Today, that puts Heroku at the heart of a hybrid architecture where application code runs in Heroku Private Dynos, relying on a data layer provided by AWS. Two distinct Heroku characteristics make that possible.
The first is Heroku’s flexibility: Heroku makes no demands about where services should run. The second is Heroku’s dedication to simplifying compliance. Not only are Envoy’s Heroku Shield Private Dynos highly compliant, but the connection between the Heroku apps and the AWS data layer is also secure. Heroku Private Spaces feature a number of ways to make secure network connections to external networks, whether that be a corporate VPN or services provided by another cloud service. In Envoy’s case, there is a secure network connection via VPC peering directly between their Heroku Private Dynos and their AWS data layer.
Using Heroku saves Envoy 15% in headcount costs
During their evaluation of AWS, the Envoy team calculated the total cost of staying with Heroku versus migrating away. They were struck by just how much money Heroku saved them, in comparison to an equivalent deployment on AWS. While some of the list pricing for Heroku was higher than running the same workloads in AWS, the additional headcount required to maintain their apps in AWS would wipe out any potential savings. In fact, migrating to AWS would require a 15 percent increase in team size.
Hiring experienced engineers is both hard and expensive. By reducing their headcount needs, Heroku not only saves Envoy money but, perhaps more importantly, it helps Envoy to execute faster with a smaller team.
You can either spend 15% of your headcount on DevOps people, or you can use Heroku. In today's market, it’s a lot smarter to make your engineering team 15% more efficient. Mike Chan, VP of Engineering, Envoy

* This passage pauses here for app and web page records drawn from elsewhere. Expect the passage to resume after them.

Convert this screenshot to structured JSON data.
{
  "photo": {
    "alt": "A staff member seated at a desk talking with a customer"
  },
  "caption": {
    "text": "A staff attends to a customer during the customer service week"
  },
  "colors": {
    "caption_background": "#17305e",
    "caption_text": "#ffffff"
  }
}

Envoy’s future is with Heroku
Heroku is central to enabling Envoy’s long-term strategy by streamlining feature development, reducing operational costs, and simplifying compliance. And for the future, Heroku will be key to Envoy’s plan to expand internationally.
With many European countries requiring that their citizens’ data reside in EU-based data centers, Envoy expects to take full advantage of the location flexibility that Heroku Private Spaces offers. With a Private Space, Envoy can specify the particular EU city where they want to run their Private Dynos and then use a private network connection to link those dynos to their Europe-based data layer.
Envoy has grown up with Heroku from its first MVP in 2013 to a multi-product offering used by some of the world’s best known organizations. In considering a move to AWS, Envoy recognized that Heroku was more than just a deployment platform. Instead, Heroku is a vital aspect of what has made Envoy a success.
Inside Envoy on Heroku
Envoy offers a platform of workplace management tools, using a mix of Ruby on Rails, Node.js, Python, and Elixir. To ensure the security compliance demanded by its customers, workloads run in Heroku Shield Private Spaces, which are linked by VPC peering to Envoy's AWS-hosted data layer. Heroku Enterprise Teams, linked to Okta identity management, enables the Envoy team to onboard and offboard engineers easily.